Lyndon Baines Johnson became president after President John Fitzgerald Kennedy's assassination. Johnson had been Kennedy's vice president. He served out the remainder of Kennedy's term, won re-election in 1964 and retired from politics in 1969.
Lyndon Johnson was originally one of Kennedy's rivals. They competed for the Democratic nomination for president in 1960. Kennedy won a number of primaries, getting the people's support, but Johnson lined up support from the establishment without ever participating in a primary election. Kennedy won the nomination and took Johnson as his running mate to placate the more conservative Southern wing of the Democratic Party. Kennedy's presidency was short. After Kennedy was gunned down on Nov. 22, 1963, Johnson was sworn into office. According to Biography, Johnson's presidential legacy is mixed; though he passed stunning social legislation, including Medicare, he also escalated the disastrous war in Vietnam.Learn More
Colonial women wore items such as petticoats, waistcoats, stockings, stays, smocks and caps. Women's best dresses were black and were kept for special occasions. Clothing worn every day was generally red, blue, brown, gray, white or yellow.Full Answer >

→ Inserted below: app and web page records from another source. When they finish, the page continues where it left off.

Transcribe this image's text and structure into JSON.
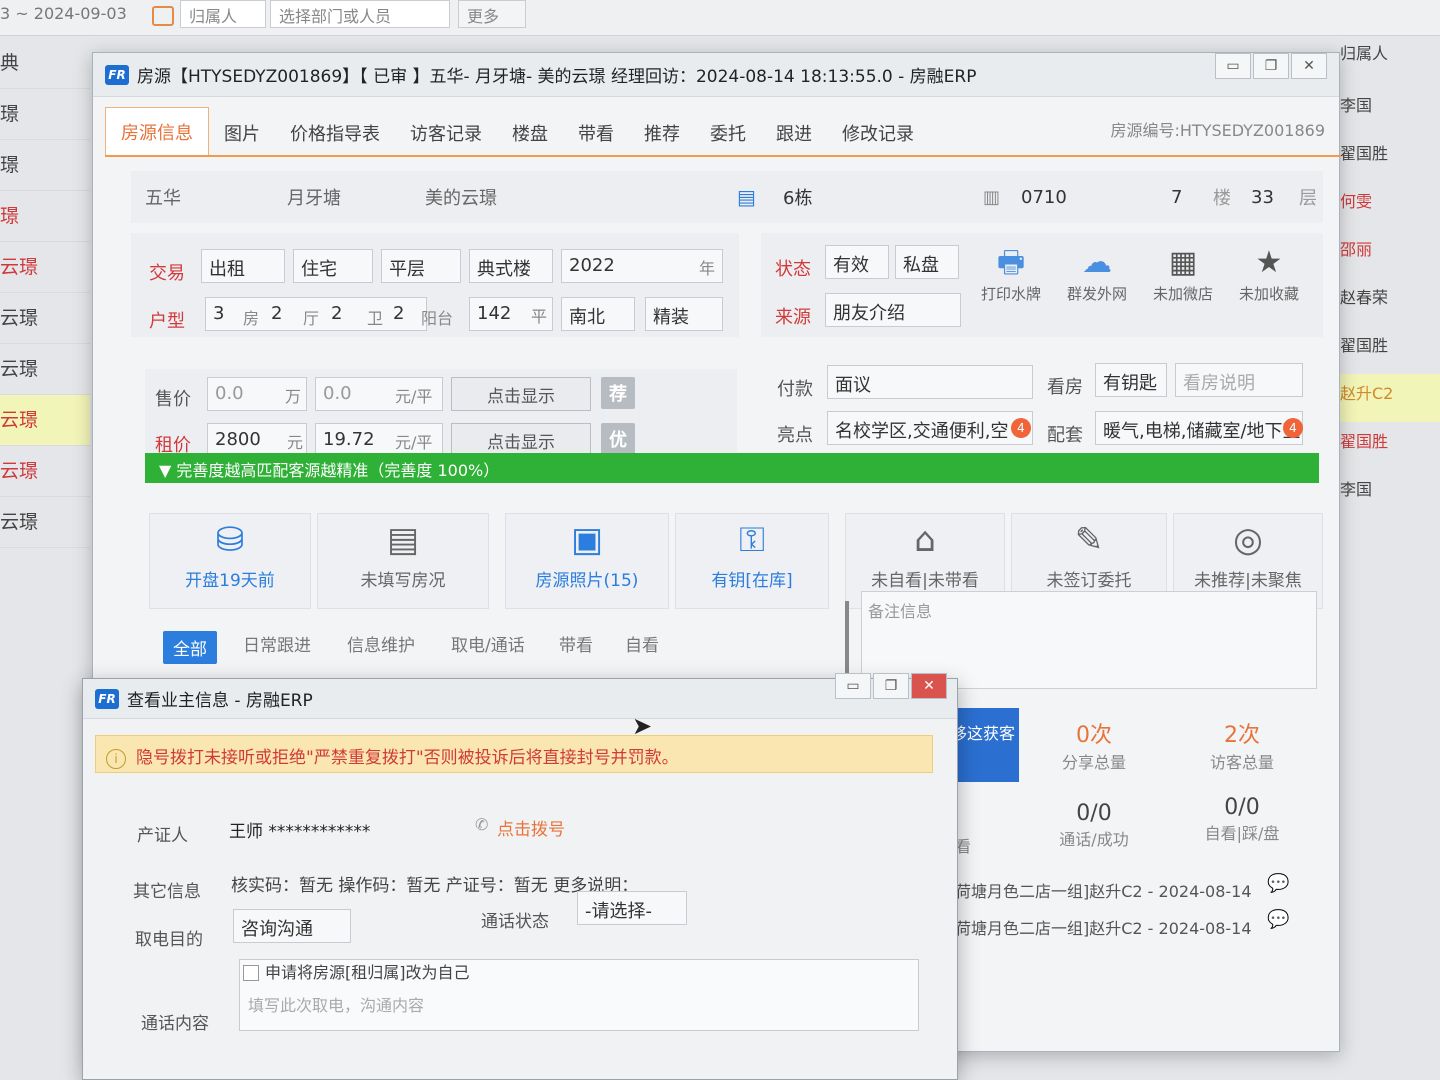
{
  "background": {
    "date_range": "3 ~ 2024-09-03",
    "belong_select": "归属人",
    "dept_select": "选择部门或人员",
    "more_label": "更多",
    "left_rows": [
      {
        "text": "典",
        "style": ""
      },
      {
        "text": "璟",
        "style": ""
      },
      {
        "text": "璟",
        "style": ""
      },
      {
        "text": "璟",
        "style": "red"
      },
      {
        "text": "云璟",
        "style": "red"
      },
      {
        "text": "云璟",
        "style": ""
      },
      {
        "text": "云璟",
        "style": ""
      },
      {
        "text": "云璟",
        "style": "red hl"
      },
      {
        "text": "云璟",
        "style": "red"
      },
      {
        "text": "云璟",
        "style": ""
      }
    ],
    "right_header": "归属人",
    "right_rows": [
      {
        "text": "李国",
        "style": ""
      },
      {
        "text": "翟国胜",
        "style": ""
      },
      {
        "text": "何雯",
        "style": "red"
      },
      {
        "text": "邵丽",
        "style": "red"
      },
      {
        "text": "赵春荣",
        "style": ""
      },
      {
        "text": "翟国胜",
        "style": ""
      },
      {
        "text": "赵升C2",
        "style": "hl"
      },
      {
        "text": "翟国胜",
        "style": "red"
      },
      {
        "text": "李国",
        "style": ""
      }
    ]
  },
  "main_window": {
    "logo": "FR",
    "title": "房源【HTYSEDYZ001869】【 已审 】五华- 月牙塘- 美的云璟 经理回访：2024-08-14 18:13:55.0 - 房融ERP",
    "controls": [
      "▭",
      "❐",
      "✕"
    ],
    "tabs": [
      "房源信息",
      "图片",
      "价格指导表",
      "访客记录",
      "楼盘",
      "带看",
      "推荐",
      "委托",
      "跟进",
      "修改记录"
    ],
    "house_no": "房源编号:HTYSEDYZ001869",
    "address": {
      "district": "五华",
      "area": "月牙塘",
      "estate": "美的云璟",
      "building_icon": "building-icon",
      "building": "6栋",
      "room_icon": "door-icon",
      "room": "0710",
      "floor": "7",
      "floor_unit": "楼",
      "total_floors": "33",
      "total_floors_unit": "层"
    },
    "trade": {
      "label_trade": "交易",
      "label_layout": "户型",
      "trade_type": "出租",
      "use": "住宅",
      "decor_type": "平层",
      "building_type": "典式楼",
      "year": "2022",
      "year_unit": "年",
      "rooms": "3",
      "rooms_unit": "房",
      "halls": "2",
      "halls_unit": "厅",
      "baths": "2",
      "baths_unit": "卫",
      "balconies": "2",
      "balconies_unit": "阳台",
      "area": "142",
      "area_unit": "平",
      "orientation": "南北",
      "fitment": "精装"
    },
    "status": {
      "label_status": "状态",
      "label_source": "来源",
      "status": "有效",
      "private": "私盘",
      "source": "朋友介绍",
      "actions": [
        {
          "icon": "printer-icon",
          "glyph": "🖶",
          "label": "打印水牌"
        },
        {
          "icon": "cloud-share-icon",
          "glyph": "☁",
          "label": "群发外网"
        },
        {
          "icon": "shop-icon",
          "glyph": "▦",
          "label": "未加微店"
        },
        {
          "icon": "star-icon",
          "glyph": "★",
          "label": "未加收藏"
        }
      ]
    },
    "price": {
      "label_sale": "售价",
      "label_rent": "租价",
      "sale_total": "0.0",
      "sale_total_unit": "万",
      "sale_unit_price": "0.0",
      "sale_unit_price_unit": "元/平",
      "rent_total": "2800",
      "rent_total_unit": "元",
      "rent_unit_price": "19.72",
      "rent_unit_price_unit": "元/平",
      "show_btn": "点击显示",
      "tag_recommend": "荐",
      "tag_premium": "优",
      "label_pay": "付款",
      "pay": "面议",
      "label_highlight": "亮点",
      "highlight": "名校学区,交通便利,空",
      "highlight_count": "4",
      "label_viewing": "看房",
      "viewing": "有钥匙",
      "viewing_note_placeholder": "看房说明",
      "label_facility": "配套",
      "facility": "暖气,电梯,储藏室/地下室",
      "facility_count": "4"
    },
    "progress_text": "▼  完善度越高匹配客源越精准（完善度 100%）",
    "cards": [
      {
        "icon": "stack-coins-icon",
        "glyph": "⛁",
        "label": "开盘19天前",
        "active": true
      },
      {
        "icon": "calendar-icon",
        "glyph": "▤",
        "label": "未填写房况",
        "active": false
      },
      {
        "icon": "image-icon",
        "glyph": "▣",
        "label": "房源照片(15)",
        "active": true
      },
      {
        "icon": "key-icon",
        "glyph": "⚿",
        "label": "有钥[在库]",
        "active": true
      },
      {
        "icon": "home-icon",
        "glyph": "⌂",
        "label": "未自看|未带看",
        "active": false
      },
      {
        "icon": "contract-icon",
        "glyph": "✎",
        "label": "未签订委托",
        "active": false
      },
      {
        "icon": "target-icon",
        "glyph": "◎",
        "label": "未推荐|未聚焦",
        "active": false
      }
    ],
    "filters": [
      "全部",
      "日常跟进",
      "信息维护",
      "取电/通话",
      "带看",
      "自看"
    ],
    "remark_placeholder": "备注信息",
    "move_box": "移这获客",
    "stats": [
      {
        "num": "0次",
        "label": "分享总量",
        "red": true
      },
      {
        "num": "2次",
        "label": "访客总量",
        "red": true
      },
      {
        "num": "0/0",
        "label": "通话/成功",
        "red": false
      },
      {
        "num": "0/0",
        "label": "自看|踩/盘",
        "red": false
      }
    ],
    "partial_label": "看",
    "logs": [
      "荷塘月色二店一组]赵升C2 - 2024-08-14",
      "荷塘月色二店一组]赵升C2 - 2024-08-14"
    ]
  },
  "dialog": {
    "logo": "FR",
    "title": "查看业主信息 - 房融ERP",
    "controls": [
      "▭",
      "❐",
      "✕"
    ],
    "warning": "隐号拨打未接听或拒绝\"严禁重复拨打\"否则被投诉后将直接封号并罚款。",
    "label_owner": "产证人",
    "owner": "王师 ************",
    "dial": "点击拨号",
    "label_other": "其它信息",
    "other_info": "核实码：暂无    操作码：暂无    产证号：暂无    更多说明：",
    "label_purpose": "取电目的",
    "purpose": "咨询沟通",
    "label_call_status": "通话状态",
    "call_status": "-请选择-",
    "checkbox_label": "申请将房源[租归属]改为自己",
    "label_content": "通话内容",
    "content_placeholder": "填写此次取电，沟通内容"
  }
}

The main line of the transcontinental railroad linking the east and west coast of the United States was completed in Promontory, Utah on May 10, 1869. The project began with the signing of the Pacific Railroad Act in 1862, and took more than 6 years to complete.Full Answer >
While the Iroquois used several modes of transportation, almost all of them were dependent on human power. Walking was their most common way of moving. They used canoes to travel along rivers and in the Great Lakes. When there was snow on the ground or the water froze, they used snow shoes and toboggans pulled by human power or a team of three dogs.Full Answer >
Most of the German immigrants who moved to America settled in the upper Midwest. However, there were also concentrations of German speaking people in New York City and Texas. Many moved to America following periods of economic decline at home, and were enticed by the idea of new opportunities.Full Answer >